### [Your goal]
Without any pictures, copy the records below once more, exactly as they are.

### [Element data from apps and pages]
>>>
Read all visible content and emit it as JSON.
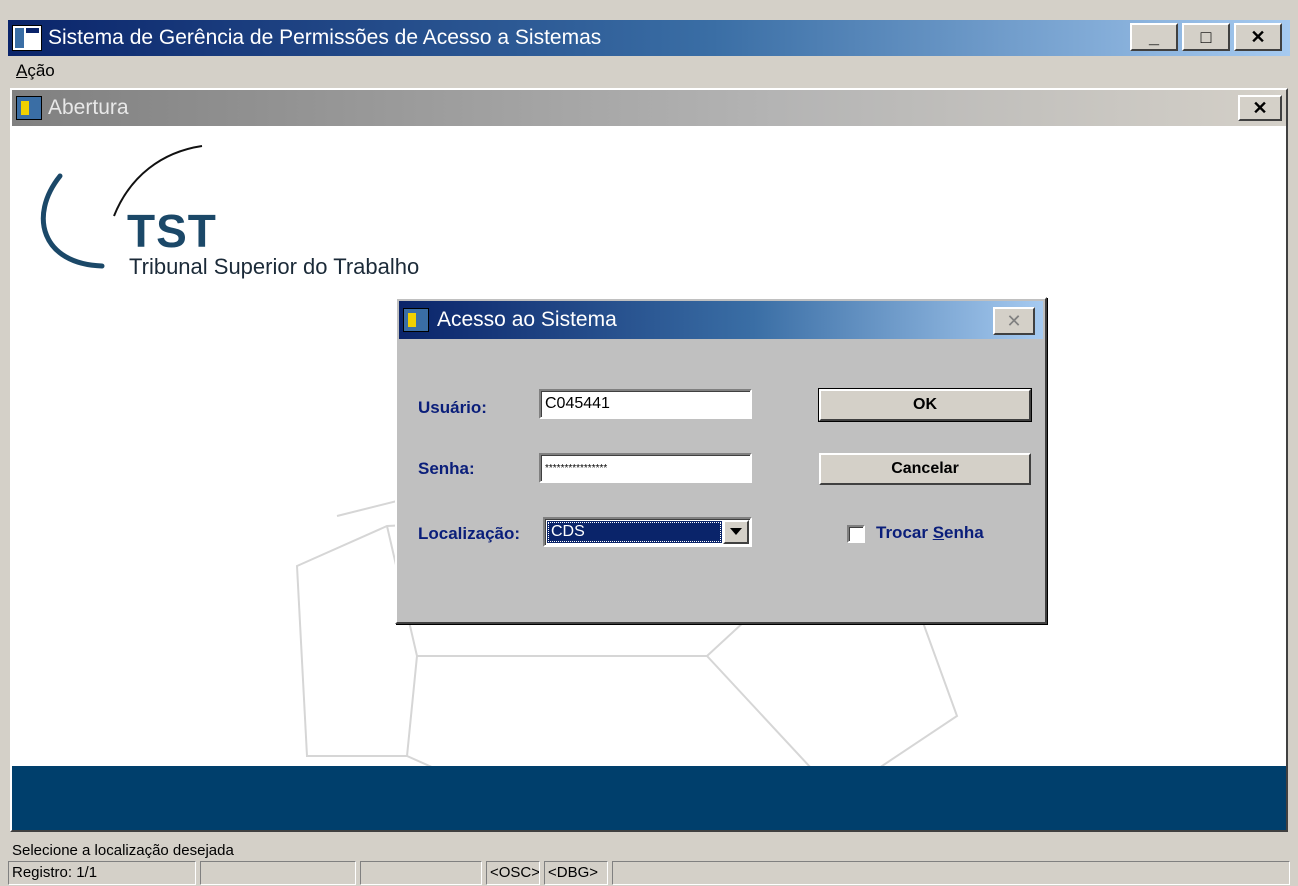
{
  "window": {
    "title": "Sistema de Gerência de Permissões de Acesso a Sistemas",
    "minimize_label": "_",
    "maximize_label": "□",
    "close_label": "✕"
  },
  "menu": {
    "items": [
      {
        "prefix": "",
        "accel": "A",
        "rest": "ção"
      }
    ]
  },
  "child_window": {
    "title": "Abertura",
    "close_label": "✕"
  },
  "logo": {
    "main": "TST",
    "sub": "Tribunal Superior do Trabalho"
  },
  "dialog": {
    "title": "Acesso ao Sistema",
    "close_label": "✕",
    "user_label": "Usuário:",
    "user_value": "C045441",
    "password_label": "Senha:",
    "password_value": "****************",
    "location_label": "Localização:",
    "location_value": "CDS",
    "ok_label": "OK",
    "cancel_label": "Cancelar",
    "change_password": {
      "prefix": "Trocar ",
      "accel": "S",
      "rest": "enha",
      "checked": false
    }
  },
  "status": {
    "message": "Selecione a localização desejada",
    "panels": [
      "Registro: 1/1",
      "",
      "",
      "<OSC>",
      "<DBG>",
      ""
    ]
  },
  "colors": {
    "title_active": "#0a246a",
    "label_blue": "#0a1e7a",
    "band": "#003f6c",
    "logo_text": "#1b4868"
  }
}
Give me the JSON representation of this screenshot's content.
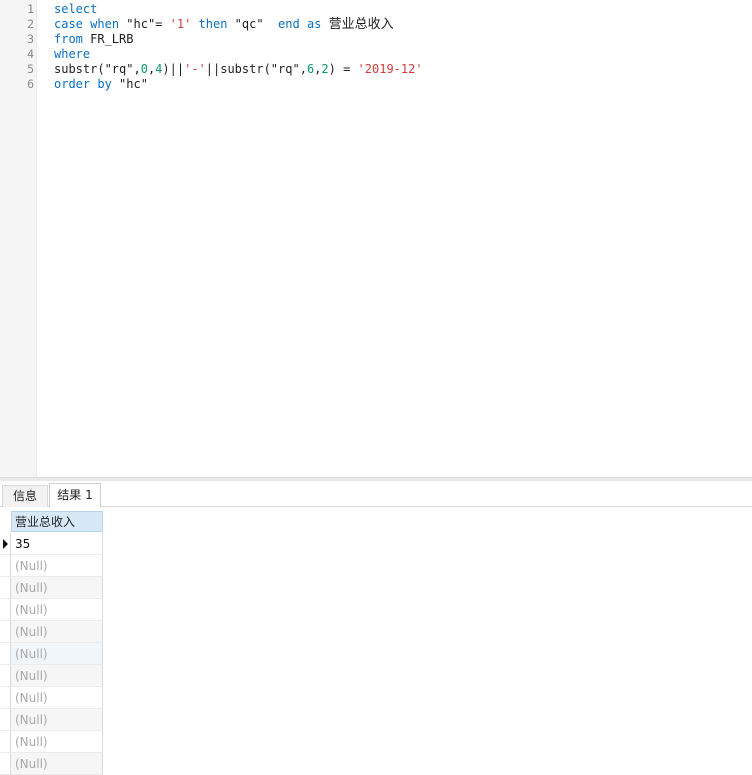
{
  "editor": {
    "line_numbers": [
      "1",
      "2",
      "3",
      "4",
      "5",
      "6"
    ],
    "lines": [
      [
        {
          "t": "select",
          "c": "kw"
        }
      ],
      [
        {
          "t": "case",
          "c": "kw"
        },
        {
          "t": " "
        },
        {
          "t": "when",
          "c": "kw"
        },
        {
          "t": " \"hc\"= "
        },
        {
          "t": "'1'",
          "c": "str"
        },
        {
          "t": " "
        },
        {
          "t": "then",
          "c": "kw"
        },
        {
          "t": " \"qc\"  "
        },
        {
          "t": "end",
          "c": "kw"
        },
        {
          "t": " "
        },
        {
          "t": "as",
          "c": "kw"
        },
        {
          "t": " "
        },
        {
          "t": "营业总收入",
          "c": "cjk"
        }
      ],
      [
        {
          "t": "from",
          "c": "kw"
        },
        {
          "t": " FR_LRB"
        }
      ],
      [
        {
          "t": "where",
          "c": "kw"
        }
      ],
      [
        {
          "t": "substr(\"rq\","
        },
        {
          "t": "0",
          "c": "num"
        },
        {
          "t": ","
        },
        {
          "t": "4",
          "c": "num"
        },
        {
          "t": ")||"
        },
        {
          "t": "'-'",
          "c": "str"
        },
        {
          "t": "||substr(\"rq\","
        },
        {
          "t": "6",
          "c": "num"
        },
        {
          "t": ","
        },
        {
          "t": "2",
          "c": "num"
        },
        {
          "t": ") = "
        },
        {
          "t": "'2019-12'",
          "c": "str"
        }
      ],
      [
        {
          "t": "order",
          "c": "kw"
        },
        {
          "t": " "
        },
        {
          "t": "by",
          "c": "kw"
        },
        {
          "t": " \"hc\""
        }
      ]
    ]
  },
  "tabs": {
    "info_label": "信息",
    "result_label": "结果 1"
  },
  "grid": {
    "column_header": "营业总收入",
    "rows": [
      "35",
      "(Null)",
      "(Null)",
      "(Null)",
      "(Null)",
      "(Null)",
      "(Null)",
      "(Null)",
      "(Null)",
      "(Null)",
      "(Null)"
    ]
  },
  "colors": {
    "keyword": "#0b6fc2",
    "string": "#d63a3a",
    "number": "#0a9a6a",
    "header_bg": "#d7e8f7"
  }
}
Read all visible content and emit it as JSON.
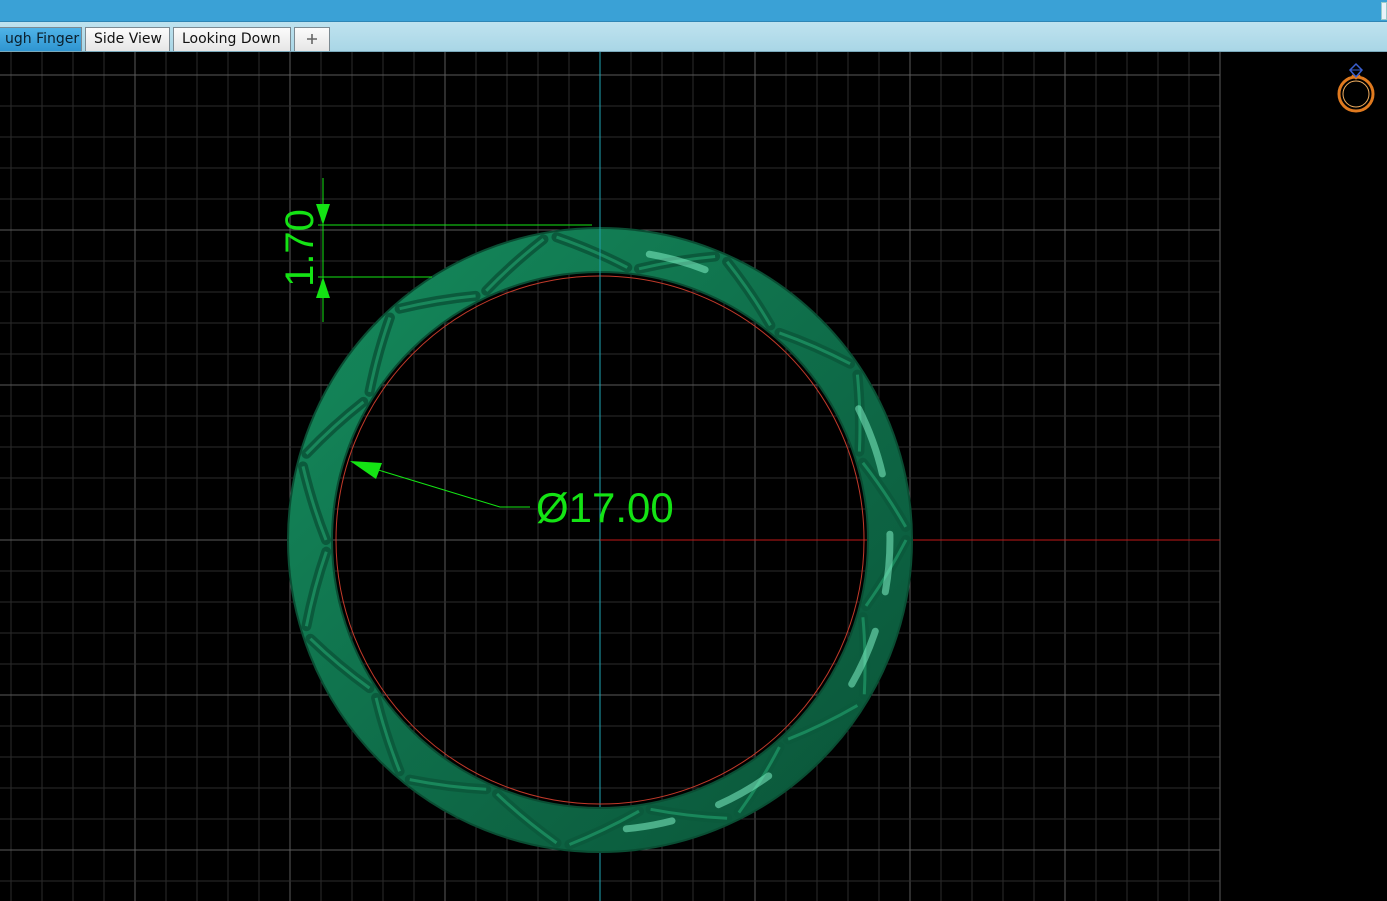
{
  "tabs": [
    {
      "label": "ugh Finger",
      "active": true
    },
    {
      "label": "Side View",
      "active": false
    },
    {
      "label": "Looking Down",
      "active": false
    },
    {
      "label": "+",
      "active": false
    }
  ],
  "dimensions": {
    "thickness_label": "1.70",
    "diameter_label": "Ø17.00"
  },
  "colors": {
    "dimension": "#14e314",
    "grid": "#5a5a5a",
    "axis_y": "#1fa6b4",
    "axis_x": "#c01818",
    "ring": "#0f6e4a",
    "inner_circle": "#c23a2a",
    "view_cube": "#e07a1f",
    "gem": "#3a5fd0"
  },
  "icons": {
    "view_cube": "ring-icon"
  }
}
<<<
### [Exercise output]
Read all visible content and emit it as JSON.
{
  "window": {
    "title": "Sistema de Gerência de Permissões de Acesso a Sistemas",
    "minimize_label": "_",
    "maximize_label": "□",
    "close_label": "✕"
  },
  "menu": {
    "items": [
      {
        "prefix": "",
        "accel": "A",
        "rest": "ção"
      }
    ]
  },
  "child_window": {
    "title": "Abertura",
    "close_label": "✕"
  },
  "logo": {
    "main": "TST",
    "sub": "Tribunal Superior do Trabalho"
  },
  "dialog": {
    "title": "Acesso ao Sistema",
    "close_label": "✕",
    "user_label": "Usuário:",
    "user_value": "C045441",
    "password_label": "Senha:",
    "password_value": "****************",
    "location_label": "Localização:",
    "location_value": "CDS",
    "ok_label": "OK",
    "cancel_label": "Cancelar",
    "change_password": {
      "prefix": "Trocar ",
      "accel": "S",
      "rest": "enha",
      "checked": false
    }
  },
  "status": {
    "message": "Selecione a localização desejada",
    "panels": [
      "Registro: 1/1",
      "",
      "",
      "<OSC>",
      "<DBG>",
      ""
    ]
  },
  "colors": {
    "title_active": "#0a246a",
    "label_blue": "#0a1e7a",
    "band": "#003f6c",
    "logo_text": "#1b4868"
  }
}
Give me the JSON representation of this screenshot's content.
{
  "editor": {
    "line_numbers": [
      "1",
      "2",
      "3",
      "4",
      "5",
      "6"
    ],
    "lines": [
      [
        {
          "t": "select",
          "c": "kw"
        }
      ],
      [
        {
          "t": "case",
          "c": "kw"
        },
        {
          "t": " "
        },
        {
          "t": "when",
          "c": "kw"
        },
        {
          "t": " \"hc\"= "
        },
        {
          "t": "'1'",
          "c": "str"
        },
        {
          "t": " "
        },
        {
          "t": "then",
          "c": "kw"
        },
        {
          "t": " \"qc\"  "
        },
        {
          "t": "end",
          "c": "kw"
        },
        {
          "t": " "
        },
        {
          "t": "as",
          "c": "kw"
        },
        {
          "t": " "
        },
        {
          "t": "营业总收入",
          "c": "cjk"
        }
      ],
      [
        {
          "t": "from",
          "c": "kw"
        },
        {
          "t": " FR_LRB"
        }
      ],
      [
        {
          "t": "where",
          "c": "kw"
        }
      ],
      [
        {
          "t": "substr(\"rq\","
        },
        {
          "t": "0",
          "c": "num"
        },
        {
          "t": ","
        },
        {
          "t": "4",
          "c": "num"
        },
        {
          "t": ")||"
        },
        {
          "t": "'-'",
          "c": "str"
        },
        {
          "t": "||substr(\"rq\","
        },
        {
          "t": "6",
          "c": "num"
        },
        {
          "t": ","
        },
        {
          "t": "2",
          "c": "num"
        },
        {
          "t": ") = "
        },
        {
          "t": "'2019-12'",
          "c": "str"
        }
      ],
      [
        {
          "t": "order",
          "c": "kw"
        },
        {
          "t": " "
        },
        {
          "t": "by",
          "c": "kw"
        },
        {
          "t": " \"hc\""
        }
      ]
    ]
  },
  "tabs": {
    "info_label": "信息",
    "result_label": "结果 1"
  },
  "grid": {
    "column_header": "营业总收入",
    "rows": [
      "35",
      "(Null)",
      "(Null)",
      "(Null)",
      "(Null)",
      "(Null)",
      "(Null)",
      "(Null)",
      "(Null)",
      "(Null)",
      "(Null)"
    ]
  },
  "colors": {
    "keyword": "#0b6fc2",
    "string": "#d63a3a",
    "number": "#0a9a6a",
    "header_bg": "#d7e8f7"
  }
}
Read all visible content and emit it as JSON.
{
  "tabs": [
    {
      "label": "ugh Finger",
      "active": true
    },
    {
      "label": "Side View",
      "active": false
    },
    {
      "label": "Looking Down",
      "active": false
    },
    {
      "label": "+",
      "active": false
    }
  ],
  "dimensions": {
    "thickness_label": "1.70",
    "diameter_label": "Ø17.00"
  },
  "colors": {
    "dimension": "#14e314",
    "grid": "#5a5a5a",
    "axis_y": "#1fa6b4",
    "axis_x": "#c01818",
    "ring": "#0f6e4a",
    "inner_circle": "#c23a2a",
    "view_cube": "#e07a1f",
    "gem": "#3a5fd0"
  },
  "icons": {
    "view_cube": "ring-icon"
  }
}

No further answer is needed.